Blair reckoned he suffered from pre-race nerves and at one venue in the south of France he rode the circuit as soon as he arrived, so he wouldn’t have sleepless night thinking about it.
“Late in 1957, Willoughby club mate Gerry Vial and I sailed to England. I bought an AJS 500 with a short-stroke alloy engine and later on collected a Maico 250 from the factory in Pfaeffingen. When I was at Tom Byrne, the company imported Maico and we received copies of the magazine Das Motorrad. Maicos were always winning the 250 support races, so I figured they must be pretty good and obtained a good price by writing to the factory.
“We had about eight rides in France, one in Belgium and two in Germany, and some events in England. Rather than full international meetings, we only tried to do extra-national events, where the organisers could contract four or six international licence holders to the boost meeting.
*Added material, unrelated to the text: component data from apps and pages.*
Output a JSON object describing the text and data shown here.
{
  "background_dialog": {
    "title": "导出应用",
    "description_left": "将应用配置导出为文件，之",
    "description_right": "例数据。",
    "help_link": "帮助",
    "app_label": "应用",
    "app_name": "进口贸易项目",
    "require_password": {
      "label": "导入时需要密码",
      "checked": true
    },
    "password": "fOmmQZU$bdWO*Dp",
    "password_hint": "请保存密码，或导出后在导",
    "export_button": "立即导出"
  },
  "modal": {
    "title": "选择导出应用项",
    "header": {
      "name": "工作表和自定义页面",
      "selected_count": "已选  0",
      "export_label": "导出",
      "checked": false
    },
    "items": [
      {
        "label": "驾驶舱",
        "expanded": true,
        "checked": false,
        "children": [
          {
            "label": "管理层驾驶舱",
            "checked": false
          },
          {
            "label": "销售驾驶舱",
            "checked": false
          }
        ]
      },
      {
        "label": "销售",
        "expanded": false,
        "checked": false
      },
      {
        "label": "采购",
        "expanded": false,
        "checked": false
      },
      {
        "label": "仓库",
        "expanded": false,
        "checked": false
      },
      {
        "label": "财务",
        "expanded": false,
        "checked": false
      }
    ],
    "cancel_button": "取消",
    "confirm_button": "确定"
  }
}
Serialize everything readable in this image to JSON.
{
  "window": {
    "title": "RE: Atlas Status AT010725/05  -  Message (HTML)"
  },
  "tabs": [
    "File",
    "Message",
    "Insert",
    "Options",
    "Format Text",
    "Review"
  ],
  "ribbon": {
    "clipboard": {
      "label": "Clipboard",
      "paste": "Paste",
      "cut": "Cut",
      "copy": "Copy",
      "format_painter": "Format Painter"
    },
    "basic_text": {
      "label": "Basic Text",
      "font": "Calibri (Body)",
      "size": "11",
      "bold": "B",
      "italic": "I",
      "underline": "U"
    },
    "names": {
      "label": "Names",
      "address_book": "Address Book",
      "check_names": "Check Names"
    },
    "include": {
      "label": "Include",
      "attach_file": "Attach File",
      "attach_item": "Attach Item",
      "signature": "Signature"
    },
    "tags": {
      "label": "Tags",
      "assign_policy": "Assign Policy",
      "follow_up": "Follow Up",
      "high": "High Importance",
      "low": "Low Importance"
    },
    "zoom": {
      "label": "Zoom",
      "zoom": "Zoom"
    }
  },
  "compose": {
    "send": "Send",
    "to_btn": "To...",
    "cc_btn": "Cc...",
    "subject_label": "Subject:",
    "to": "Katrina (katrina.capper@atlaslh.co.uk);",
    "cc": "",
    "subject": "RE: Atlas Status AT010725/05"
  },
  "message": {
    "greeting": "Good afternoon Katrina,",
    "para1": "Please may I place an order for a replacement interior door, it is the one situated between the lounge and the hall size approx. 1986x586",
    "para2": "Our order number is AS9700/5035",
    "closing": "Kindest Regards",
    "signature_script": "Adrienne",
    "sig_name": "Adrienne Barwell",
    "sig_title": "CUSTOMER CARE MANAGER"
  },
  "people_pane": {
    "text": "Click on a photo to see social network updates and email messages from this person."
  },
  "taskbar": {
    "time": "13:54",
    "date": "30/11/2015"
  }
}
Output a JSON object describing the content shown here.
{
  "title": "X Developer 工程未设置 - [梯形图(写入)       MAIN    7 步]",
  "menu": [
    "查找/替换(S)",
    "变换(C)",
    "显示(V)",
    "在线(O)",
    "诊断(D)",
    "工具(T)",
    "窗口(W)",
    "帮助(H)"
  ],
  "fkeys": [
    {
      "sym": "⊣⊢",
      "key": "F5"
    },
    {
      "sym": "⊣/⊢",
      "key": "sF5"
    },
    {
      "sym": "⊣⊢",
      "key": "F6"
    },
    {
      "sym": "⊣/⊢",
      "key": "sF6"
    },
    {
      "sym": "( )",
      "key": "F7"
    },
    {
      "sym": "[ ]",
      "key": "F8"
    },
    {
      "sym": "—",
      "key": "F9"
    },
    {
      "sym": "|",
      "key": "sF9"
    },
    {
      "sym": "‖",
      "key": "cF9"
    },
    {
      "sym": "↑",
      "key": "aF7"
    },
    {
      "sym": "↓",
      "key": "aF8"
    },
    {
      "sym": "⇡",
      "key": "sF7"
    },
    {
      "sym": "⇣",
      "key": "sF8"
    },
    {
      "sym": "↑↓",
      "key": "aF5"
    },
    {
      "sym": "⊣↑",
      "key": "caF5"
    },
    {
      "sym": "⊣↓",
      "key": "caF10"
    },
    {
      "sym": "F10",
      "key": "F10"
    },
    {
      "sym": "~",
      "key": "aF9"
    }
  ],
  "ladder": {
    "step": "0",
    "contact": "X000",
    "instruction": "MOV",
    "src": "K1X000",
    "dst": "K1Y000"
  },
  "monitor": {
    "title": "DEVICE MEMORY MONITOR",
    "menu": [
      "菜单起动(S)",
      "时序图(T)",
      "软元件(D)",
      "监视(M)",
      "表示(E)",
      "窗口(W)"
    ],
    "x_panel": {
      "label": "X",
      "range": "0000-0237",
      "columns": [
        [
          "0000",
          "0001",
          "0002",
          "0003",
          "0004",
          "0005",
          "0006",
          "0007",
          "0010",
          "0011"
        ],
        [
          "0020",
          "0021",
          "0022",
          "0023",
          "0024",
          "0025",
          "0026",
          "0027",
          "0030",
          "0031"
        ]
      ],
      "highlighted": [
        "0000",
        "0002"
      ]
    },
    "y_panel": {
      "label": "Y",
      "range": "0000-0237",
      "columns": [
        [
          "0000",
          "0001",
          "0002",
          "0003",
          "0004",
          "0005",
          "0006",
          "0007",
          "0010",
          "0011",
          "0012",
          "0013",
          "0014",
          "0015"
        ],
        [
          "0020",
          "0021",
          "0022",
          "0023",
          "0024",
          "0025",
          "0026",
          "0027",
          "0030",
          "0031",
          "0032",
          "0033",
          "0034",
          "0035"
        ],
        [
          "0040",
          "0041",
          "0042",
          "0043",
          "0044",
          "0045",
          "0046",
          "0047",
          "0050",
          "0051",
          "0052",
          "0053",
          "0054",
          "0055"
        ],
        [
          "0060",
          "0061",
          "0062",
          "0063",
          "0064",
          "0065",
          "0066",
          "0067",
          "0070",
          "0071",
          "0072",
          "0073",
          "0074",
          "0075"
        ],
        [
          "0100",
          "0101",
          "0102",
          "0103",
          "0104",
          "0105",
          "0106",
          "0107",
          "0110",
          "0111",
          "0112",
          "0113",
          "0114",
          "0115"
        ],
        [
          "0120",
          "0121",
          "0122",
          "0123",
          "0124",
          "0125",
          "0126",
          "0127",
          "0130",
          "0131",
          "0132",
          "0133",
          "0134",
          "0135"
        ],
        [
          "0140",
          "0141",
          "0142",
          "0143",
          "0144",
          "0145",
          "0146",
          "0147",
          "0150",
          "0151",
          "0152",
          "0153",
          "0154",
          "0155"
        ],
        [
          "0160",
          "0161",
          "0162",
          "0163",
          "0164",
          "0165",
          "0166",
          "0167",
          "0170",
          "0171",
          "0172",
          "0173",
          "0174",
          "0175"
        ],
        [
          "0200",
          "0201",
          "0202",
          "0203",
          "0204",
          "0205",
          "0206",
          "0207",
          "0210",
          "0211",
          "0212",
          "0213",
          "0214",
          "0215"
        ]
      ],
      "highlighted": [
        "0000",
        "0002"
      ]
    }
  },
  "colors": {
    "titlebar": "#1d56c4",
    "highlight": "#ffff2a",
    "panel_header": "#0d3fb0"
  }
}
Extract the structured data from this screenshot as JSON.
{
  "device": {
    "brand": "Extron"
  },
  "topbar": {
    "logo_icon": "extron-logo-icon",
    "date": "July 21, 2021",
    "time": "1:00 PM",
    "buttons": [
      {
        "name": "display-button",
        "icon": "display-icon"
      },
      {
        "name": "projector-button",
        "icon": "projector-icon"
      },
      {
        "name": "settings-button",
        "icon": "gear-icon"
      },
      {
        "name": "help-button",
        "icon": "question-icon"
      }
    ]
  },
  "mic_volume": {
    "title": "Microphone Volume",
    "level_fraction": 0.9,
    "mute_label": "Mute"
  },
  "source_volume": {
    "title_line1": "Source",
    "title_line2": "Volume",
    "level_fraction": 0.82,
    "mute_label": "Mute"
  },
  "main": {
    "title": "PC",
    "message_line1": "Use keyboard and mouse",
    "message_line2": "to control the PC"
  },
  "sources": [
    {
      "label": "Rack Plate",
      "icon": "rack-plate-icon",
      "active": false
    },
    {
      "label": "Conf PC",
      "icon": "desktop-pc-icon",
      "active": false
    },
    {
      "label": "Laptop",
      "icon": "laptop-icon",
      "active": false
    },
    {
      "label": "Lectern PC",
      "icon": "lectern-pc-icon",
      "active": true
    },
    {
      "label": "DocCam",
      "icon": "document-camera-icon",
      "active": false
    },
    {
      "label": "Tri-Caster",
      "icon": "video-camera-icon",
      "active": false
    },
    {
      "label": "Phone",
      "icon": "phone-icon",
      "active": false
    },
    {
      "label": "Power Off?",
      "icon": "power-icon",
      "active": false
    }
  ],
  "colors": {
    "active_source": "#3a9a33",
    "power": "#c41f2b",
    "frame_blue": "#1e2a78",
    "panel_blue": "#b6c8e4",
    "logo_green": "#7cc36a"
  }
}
I was making £5 a week when I left Australia and we never started for less than 3500 French francs, which was £35. My best day was at Clermont-Ferrand, on a circuit that was more grass track than MX, winning the first round, taking second overall and collecting FF13,000 (£130) in starting and prize money.
“On the way home in Fremantle I sold the Maico to Alan Nichol and he won the Australian title on it two months later.”
The season in Europe had sharpened Blair’s riding and maintained his form by riding from his home in Forestville to work six days a week, in all weathers, and he concentrated on dirt-track.
But in 1959 he nearly died when he fell and a rider’s footpeg struck the side of his helmet. “Watching Roy East, I had learned to ride dirt with road-racing lines, sliding into corners on the front brake, not flapping with the back wheel. I was leading the teams when (Australian champion) John Rumford and I touched. I went into a tank slapper and next thing I am sliding face first on my elbows. The last guy’s foot peg hit my helmet, which was only papier-mache and punched a hole in my skull. I was taken to Wallsend hospital, where they drilled holes in my head. I was thinking of settling down by then, so that was my first retirement.”
Harley returned to racing with a Greeves Hawkster and later had a Cotton and a blue-framed BSA 350.
“We did steady development on the BSA for short circuit. Kel Carruthers did a bit of work on the cylinder head and made a little reverse-cone megaphone. We had American cams no-one knew about, good valve springs from the USA, an inch and an eighth dell’Orto carb, a Sid Willis 12.5:1 piston and a Willis-modified Velocette MAC barrel sleeved down to 67mm. It always won the 250 class and would place in the 350 finals.”
Blair Harley’s accessories business saw him import 12 lines and establish a manufacturing factory in Rydalmere, NSW.
“I would attend two major shows per year – Cologne/Milan and the aftermarket show in Las Vegas. I had agencies and did distributor agreements with Ron Angel in Victoria, John Warrian in Queensland and Ross King in NSW.”
Blair Harley died in November 2014 and was survived by wife Pauline.